* **To do**: Could you say how many lines in the records include "description"? Please give the number by itself.

* **Data records for software interfaces**:
"""
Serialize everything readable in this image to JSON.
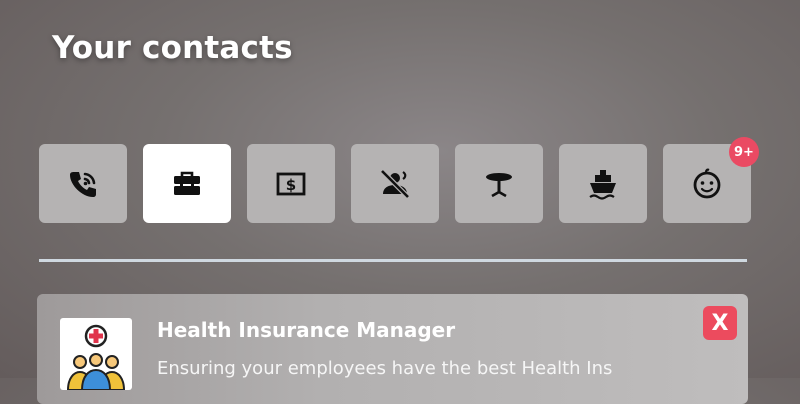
{
  "header": {
    "title": "Your contacts"
  },
  "tabs": [
    {
      "icon": "phone-wifi-icon",
      "active": false
    },
    {
      "icon": "toolbox-icon",
      "active": true
    },
    {
      "icon": "money-bill-icon",
      "active": false
    },
    {
      "icon": "no-smoking-icon",
      "active": false
    },
    {
      "icon": "table-icon",
      "active": false
    },
    {
      "icon": "ship-icon",
      "active": false
    },
    {
      "icon": "baby-face-icon",
      "active": false,
      "badge": "9+"
    }
  ],
  "card": {
    "title": "Health Insurance Manager",
    "description": "Ensuring your employees have the best Health Ins",
    "close_label": "X"
  },
  "colors": {
    "badge": "#ea4a63",
    "close": "#ec4b5e",
    "tab_bg": "#b5b3b3",
    "tab_active_bg": "#ffffff",
    "divider": "#cfd8e0"
  }
}
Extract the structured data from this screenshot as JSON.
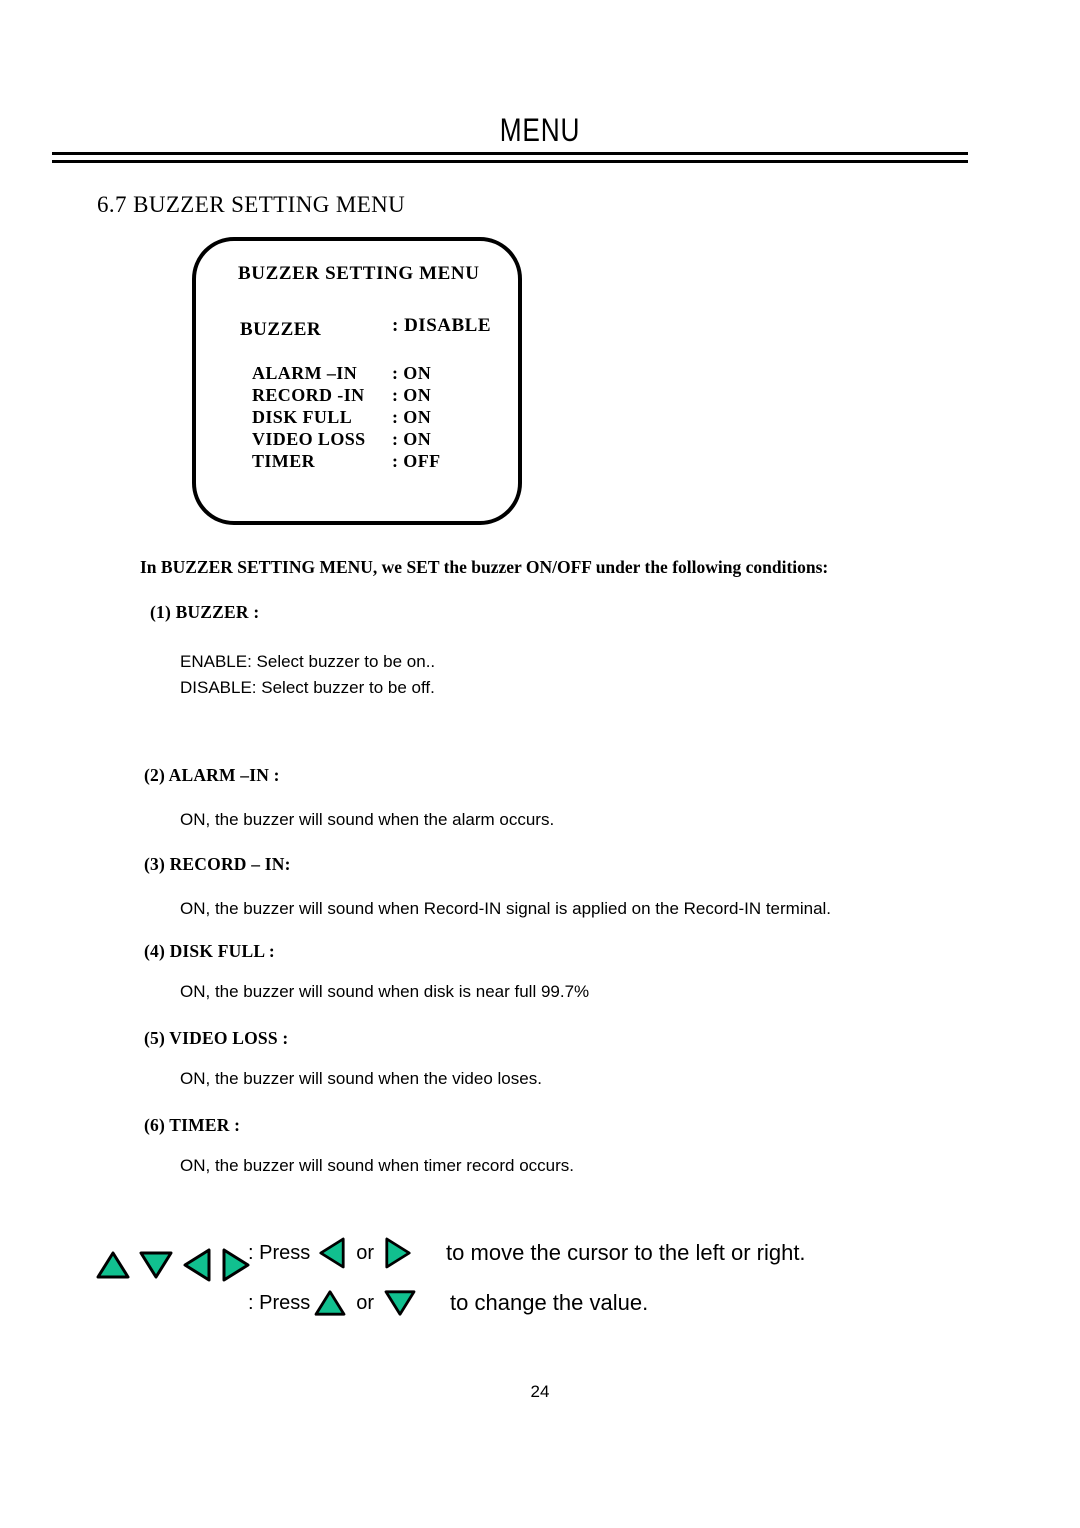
{
  "header": {
    "title": "MENU"
  },
  "section": {
    "number": "6.7",
    "heading": "6.7 BUZZER SETTING MENU"
  },
  "osd_menu": {
    "title": "BUZZER  SETTING  MENU",
    "primary": {
      "label": "BUZZER",
      "value": ": DISABLE"
    },
    "rows": [
      {
        "label": "ALARM –IN",
        "value": ": ON"
      },
      {
        "label": "RECORD -IN",
        "value": ": ON"
      },
      {
        "label": "DISK FULL",
        "value": ": ON"
      },
      {
        "label": "VIDEO LOSS",
        "value": ": ON"
      },
      {
        "label": "TIMER",
        "value": ": OFF"
      }
    ]
  },
  "body": {
    "intro": "In BUZZER  SETTING  MENU, we SET the buzzer ON/OFF under the following conditions:",
    "items": [
      {
        "heading": "(1)  BUZZER :",
        "lines": [
          "ENABLE: Select buzzer to be on..",
          "DISABLE: Select buzzer to be off."
        ]
      },
      {
        "heading": "(2) ALARM –IN :",
        "lines": [
          "ON, the buzzer will sound when the alarm occurs."
        ]
      },
      {
        "heading": "(3)  RECORD – IN:",
        "lines": [
          "ON, the buzzer will sound when Record-IN signal is applied on the Record-IN  terminal."
        ]
      },
      {
        "heading": "(4) DISK FULL :",
        "lines": [
          "ON, the buzzer will sound when disk is near full 99.7%"
        ]
      },
      {
        "heading": "(5) VIDEO LOSS :",
        "lines": [
          "ON, the buzzer will sound when the video loses."
        ]
      },
      {
        "heading": "(6) TIMER :",
        "lines": [
          "ON, the buzzer will sound when timer record occurs."
        ]
      }
    ]
  },
  "legend": {
    "keys": [
      "up",
      "down",
      "left",
      "right"
    ],
    "lines": [
      {
        "press": ": Press",
        "first_key": "left",
        "or": "or",
        "second_key": "right",
        "tail": "to move the cursor to the left or right."
      },
      {
        "press": ": Press",
        "first_key": "up",
        "or": "or",
        "second_key": "down",
        "tail": "to change the value."
      }
    ]
  },
  "footer": {
    "page_number": "24"
  },
  "colors": {
    "arrow_fill": "#11C08F",
    "arrow_stroke": "#000000",
    "text": "#000000",
    "background": "#ffffff"
  }
}
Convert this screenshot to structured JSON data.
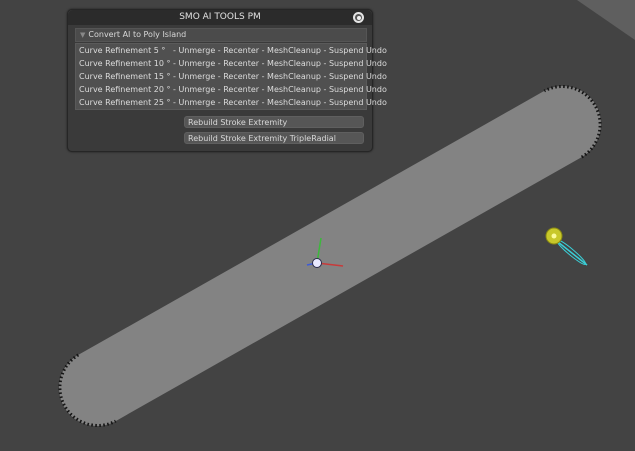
{
  "panel": {
    "title": "SMO AI TOOLS PM",
    "section_label": "Convert AI to Poly Island",
    "curve_buttons": [
      "Curve Refinement 5 °   - Unmerge - Recenter - MeshCleanup - Suspend Undo",
      "Curve Refinement 10 ° - Unmerge - Recenter - MeshCleanup - Suspend Undo",
      "Curve Refinement 15 ° - Unmerge - Recenter - MeshCleanup - Suspend Undo",
      "Curve Refinement 20 ° - Unmerge - Recenter - MeshCleanup - Suspend Undo",
      "Curve Refinement 25 ° - Unmerge - Recenter - MeshCleanup - Suspend Undo"
    ],
    "rebuild_extremity_label": "Rebuild Stroke Extremity",
    "rebuild_triple_radial_label": "Rebuild Stroke Extremity TripleRadial"
  },
  "icons": {
    "close": "radio-close-icon",
    "section_collapse": "triangle-down-icon",
    "gizmo": "transform-gizmo-icon",
    "light": "light-icon"
  },
  "colors": {
    "viewport_bg": "#434343",
    "mesh": "#838383",
    "gizmo_x": "#c83a3a",
    "gizmo_y": "#3cb83c",
    "gizmo_z": "#3d5bd8",
    "light": "#c8c82a",
    "light_beam": "#3ad0d8"
  }
}
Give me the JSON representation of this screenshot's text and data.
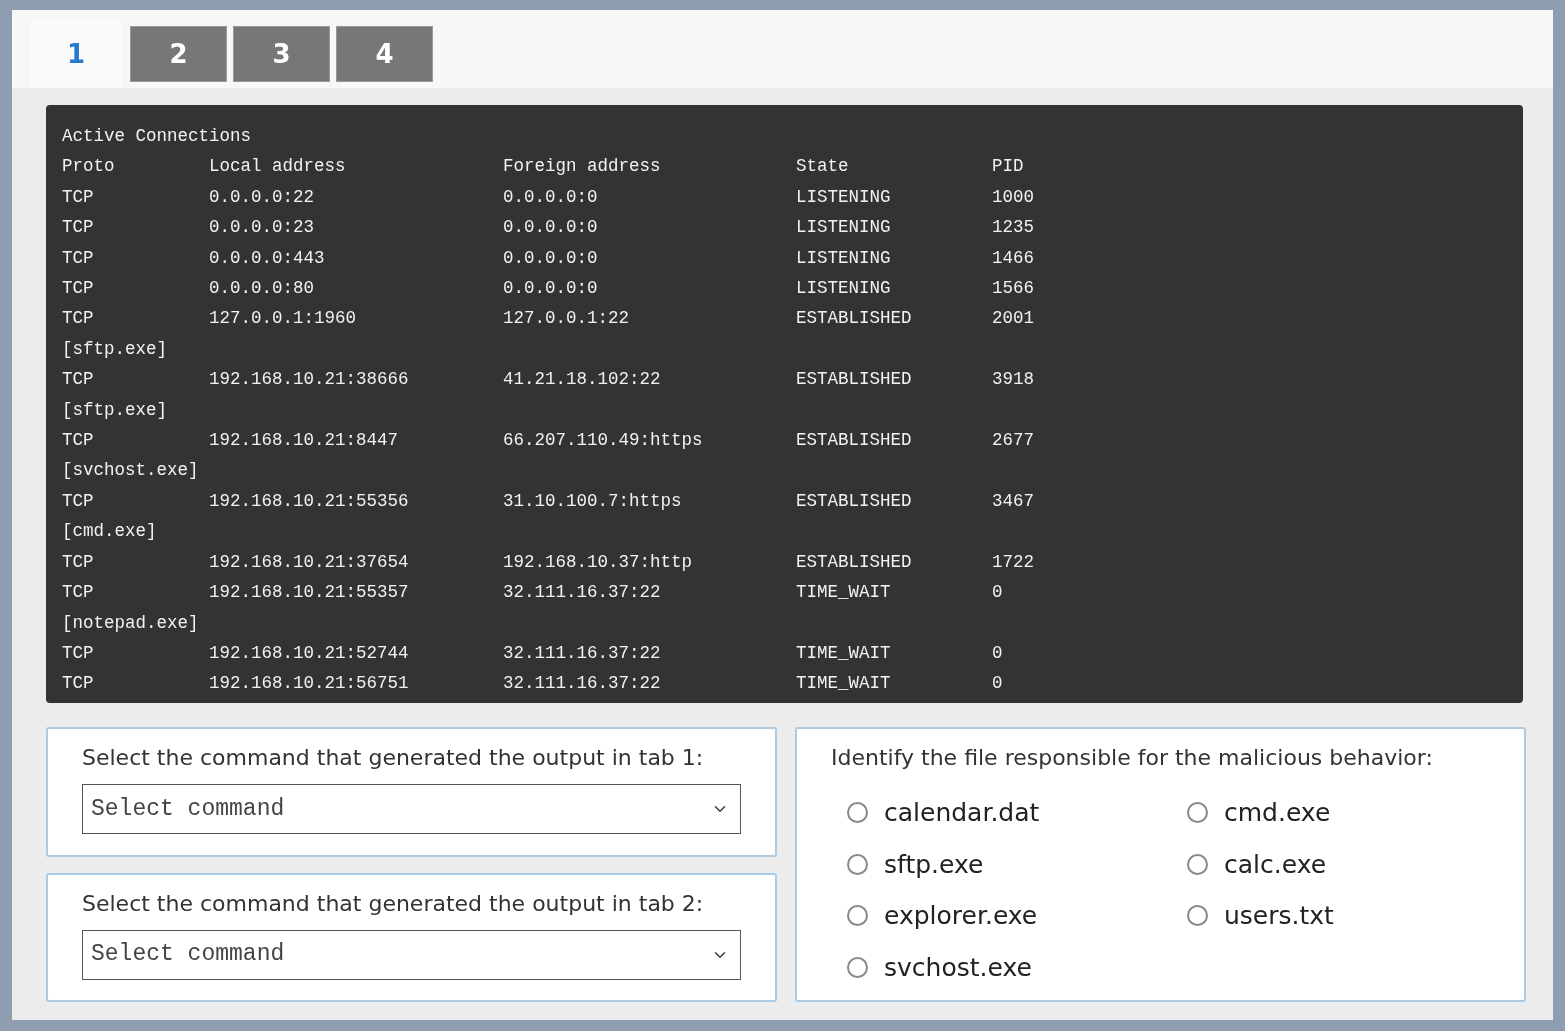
{
  "tabs": [
    {
      "label": "1",
      "selected": true
    },
    {
      "label": "2",
      "selected": false
    },
    {
      "label": "3",
      "selected": false
    },
    {
      "label": "4",
      "selected": false
    }
  ],
  "terminal": {
    "title": "Active Connections",
    "columns": [
      "Proto",
      "Local address",
      "Foreign address",
      "State",
      "PID"
    ],
    "rows": [
      {
        "kind": "connection",
        "cells": [
          "TCP",
          "0.0.0.0:22",
          "0.0.0.0:0",
          "LISTENING",
          "1000"
        ]
      },
      {
        "kind": "connection",
        "cells": [
          "TCP",
          "0.0.0.0:23",
          "0.0.0.0:0",
          "LISTENING",
          "1235"
        ]
      },
      {
        "kind": "connection",
        "cells": [
          "TCP",
          "0.0.0.0:443",
          "0.0.0.0:0",
          "LISTENING",
          "1466"
        ]
      },
      {
        "kind": "connection",
        "cells": [
          "TCP",
          "0.0.0.0:80",
          "0.0.0.0:0",
          "LISTENING",
          "1566"
        ]
      },
      {
        "kind": "connection",
        "cells": [
          "TCP",
          "127.0.0.1:1960",
          "127.0.0.1:22",
          "ESTABLISHED",
          "2001"
        ]
      },
      {
        "kind": "process",
        "text": "[sftp.exe]"
      },
      {
        "kind": "connection",
        "cells": [
          "TCP",
          "192.168.10.21:38666",
          "41.21.18.102:22",
          "ESTABLISHED",
          "3918"
        ]
      },
      {
        "kind": "process",
        "text": "[sftp.exe]"
      },
      {
        "kind": "connection",
        "cells": [
          "TCP",
          "192.168.10.21:8447",
          "66.207.110.49:https",
          "ESTABLISHED",
          "2677"
        ]
      },
      {
        "kind": "process",
        "text": "[svchost.exe]"
      },
      {
        "kind": "connection",
        "cells": [
          "TCP",
          "192.168.10.21:55356",
          "31.10.100.7:https",
          "ESTABLISHED",
          "3467"
        ]
      },
      {
        "kind": "process",
        "text": "[cmd.exe]"
      },
      {
        "kind": "connection",
        "cells": [
          "TCP",
          "192.168.10.21:37654",
          "192.168.10.37:http",
          "ESTABLISHED",
          "1722"
        ]
      },
      {
        "kind": "connection",
        "cells": [
          "TCP",
          "192.168.10.21:55357",
          "32.111.16.37:22",
          "TIME_WAIT",
          "0"
        ]
      },
      {
        "kind": "process",
        "text": "[notepad.exe]"
      },
      {
        "kind": "connection",
        "cells": [
          "TCP",
          "192.168.10.21:52744",
          "32.111.16.37:22",
          "TIME_WAIT",
          "0"
        ]
      },
      {
        "kind": "connection",
        "cells": [
          "TCP",
          "192.168.10.21:56751",
          "32.111.16.37:22",
          "TIME_WAIT",
          "0"
        ]
      }
    ]
  },
  "questions": [
    {
      "prompt": "Select the command that generated the output in tab 1:",
      "select": {
        "value": "Select command"
      }
    },
    {
      "prompt": "Select the command that generated the output in tab 2:",
      "select": {
        "value": "Select command"
      }
    }
  ],
  "file_question": {
    "prompt": "Identify the file responsible for the malicious behavior:",
    "options": [
      {
        "label": "calendar.dat",
        "selected": false
      },
      {
        "label": "cmd.exe",
        "selected": false
      },
      {
        "label": "sftp.exe",
        "selected": false
      },
      {
        "label": "calc.exe",
        "selected": false
      },
      {
        "label": "explorer.exe",
        "selected": false
      },
      {
        "label": "users.txt",
        "selected": false
      },
      {
        "label": "svchost.exe",
        "selected": false
      }
    ]
  }
}
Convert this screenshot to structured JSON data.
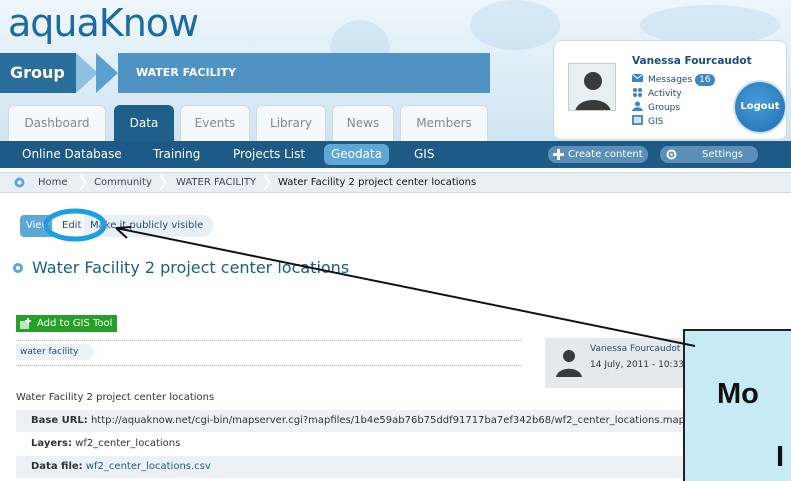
{
  "header": {
    "logo": "aquaKnow",
    "group_label": "Group",
    "group_name": "WATER FACILITY"
  },
  "tabs": [
    {
      "label": "Dashboard",
      "active": false
    },
    {
      "label": "Data",
      "active": true
    },
    {
      "label": "Events",
      "active": false
    },
    {
      "label": "Library",
      "active": false
    },
    {
      "label": "News",
      "active": false
    },
    {
      "label": "Members",
      "active": false
    }
  ],
  "user": {
    "name": "Vanessa Fourcaudot",
    "messages_label": "Messages",
    "messages_count": "16",
    "activity_label": "Activity",
    "groups_label": "Groups",
    "gis_label": "GIS",
    "logout_label": "Logout"
  },
  "nav": {
    "items": [
      "Online Database",
      "Training",
      "Projects List",
      "Geodata",
      "GIS"
    ],
    "active": "Geodata",
    "create_label": "Create content",
    "settings_label": "Settings"
  },
  "breadcrumb": [
    "Home",
    "Community",
    "WATER FACILITY",
    "Water Facility 2 project center locations"
  ],
  "subtabs": {
    "view": "View",
    "edit": "Edit",
    "visible": "Make it publicly visible"
  },
  "page_title": "Water Facility 2 project center locations",
  "gis_button": "Add to GIS Tool",
  "tag": "water facility",
  "author": {
    "name": "Vanessa Fourcaudot",
    "date": "14 July, 2011 - 10:33"
  },
  "description": "Water Facility 2 project center locations",
  "fields": {
    "base_url_label": "Base URL:",
    "base_url_value": "http://aquaknow.net/cgi-bin/mapserver.cgi?mapfiles/1b4e59ab76b75ddf91717ba7ef342b68/wf2_center_locations.map",
    "layers_label": "Layers:",
    "layers_value": "wf2_center_locations",
    "datafile_label": "Data file:",
    "datafile_value": "wf2_center_locations.csv"
  },
  "annotation": {
    "callout_line1": "Mo",
    "callout_line2": "I"
  },
  "colors": {
    "nav_bg": "#1d5a85",
    "accent": "#5ea7d6",
    "title": "#1b5c8a",
    "gis_green": "#26a026",
    "callout_bg": "#c6ebf7",
    "highlight_circle": "#1e9de0"
  }
}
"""
* **The completed task**: 2